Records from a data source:
┌──

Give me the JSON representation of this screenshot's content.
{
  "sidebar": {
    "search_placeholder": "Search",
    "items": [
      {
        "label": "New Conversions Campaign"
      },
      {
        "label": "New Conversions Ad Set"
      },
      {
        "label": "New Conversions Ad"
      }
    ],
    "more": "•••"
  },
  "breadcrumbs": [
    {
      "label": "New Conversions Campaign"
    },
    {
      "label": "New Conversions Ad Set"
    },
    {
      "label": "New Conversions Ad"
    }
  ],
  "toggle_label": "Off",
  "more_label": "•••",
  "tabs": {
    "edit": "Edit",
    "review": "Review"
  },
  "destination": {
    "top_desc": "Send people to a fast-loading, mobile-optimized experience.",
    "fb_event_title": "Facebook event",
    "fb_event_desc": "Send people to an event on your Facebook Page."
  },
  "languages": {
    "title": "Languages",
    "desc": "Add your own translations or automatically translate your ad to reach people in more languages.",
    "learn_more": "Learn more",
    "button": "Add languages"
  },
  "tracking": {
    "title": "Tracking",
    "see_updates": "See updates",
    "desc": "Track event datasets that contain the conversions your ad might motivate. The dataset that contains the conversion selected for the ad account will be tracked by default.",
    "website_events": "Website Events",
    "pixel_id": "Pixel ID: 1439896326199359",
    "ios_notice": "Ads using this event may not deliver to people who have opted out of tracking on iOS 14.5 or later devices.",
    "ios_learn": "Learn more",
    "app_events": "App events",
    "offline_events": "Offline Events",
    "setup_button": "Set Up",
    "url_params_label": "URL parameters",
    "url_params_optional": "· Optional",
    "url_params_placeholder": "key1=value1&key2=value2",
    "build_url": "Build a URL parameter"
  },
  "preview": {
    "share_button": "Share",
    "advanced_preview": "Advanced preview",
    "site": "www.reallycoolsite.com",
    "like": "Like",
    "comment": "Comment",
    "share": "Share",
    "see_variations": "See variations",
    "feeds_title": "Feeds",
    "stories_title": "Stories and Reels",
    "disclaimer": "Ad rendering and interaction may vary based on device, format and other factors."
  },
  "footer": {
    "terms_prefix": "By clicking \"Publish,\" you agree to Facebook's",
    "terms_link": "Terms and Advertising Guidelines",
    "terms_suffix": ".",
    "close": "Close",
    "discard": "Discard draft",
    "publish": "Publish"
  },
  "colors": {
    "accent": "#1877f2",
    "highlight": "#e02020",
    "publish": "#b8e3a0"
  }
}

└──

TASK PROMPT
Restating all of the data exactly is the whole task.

TASK RESPONSE
Give me the JSON representation of this screenshot's content.
{
  "sidebar": {
    "search_placeholder": "Search",
    "items": [
      {
        "label": "New Conversions Campaign"
      },
      {
        "label": "New Conversions Ad Set"
      },
      {
        "label": "New Conversions Ad"
      }
    ],
    "more": "•••"
  },
  "breadcrumbs": [
    {
      "label": "New Conversions Campaign"
    },
    {
      "label": "New Conversions Ad Set"
    },
    {
      "label": "New Conversions Ad"
    }
  ],
  "toggle_label": "Off",
  "more_label": "•••",
  "tabs": {
    "edit": "Edit",
    "review": "Review"
  },
  "destination": {
    "top_desc": "Send people to a fast-loading, mobile-optimized experience.",
    "fb_event_title": "Facebook event",
    "fb_event_desc": "Send people to an event on your Facebook Page."
  },
  "languages": {
    "title": "Languages",
    "desc": "Add your own translations or automatically translate your ad to reach people in more languages.",
    "learn_more": "Learn more",
    "button": "Add languages"
  },
  "tracking": {
    "title": "Tracking",
    "see_updates": "See updates",
    "desc": "Track event datasets that contain the conversions your ad might motivate. The dataset that contains the conversion selected for the ad account will be tracked by default.",
    "website_events": "Website Events",
    "pixel_id": "Pixel ID: 1439896326199359",
    "ios_notice": "Ads using this event may not deliver to people who have opted out of tracking on iOS 14.5 or later devices.",
    "ios_learn": "Learn more",
    "app_events": "App events",
    "offline_events": "Offline Events",
    "setup_button": "Set Up",
    "url_params_label": "URL parameters",
    "url_params_optional": "· Optional",
    "url_params_placeholder": "key1=value1&key2=value2",
    "build_url": "Build a URL parameter"
  },
  "preview": {
    "share_button": "Share",
    "advanced_preview": "Advanced preview",
    "site": "www.reallycoolsite.com",
    "like": "Like",
    "comment": "Comment",
    "share": "Share",
    "see_variations": "See variations",
    "feeds_title": "Feeds",
    "stories_title": "Stories and Reels",
    "disclaimer": "Ad rendering and interaction may vary based on device, format and other factors."
  },
  "footer": {
    "terms_prefix": "By clicking \"Publish,\" you agree to Facebook's",
    "terms_link": "Terms and Advertising Guidelines",
    "terms_suffix": ".",
    "close": "Close",
    "discard": "Discard draft",
    "publish": "Publish"
  },
  "colors": {
    "accent": "#1877f2",
    "highlight": "#e02020",
    "publish": "#b8e3a0"
  }
}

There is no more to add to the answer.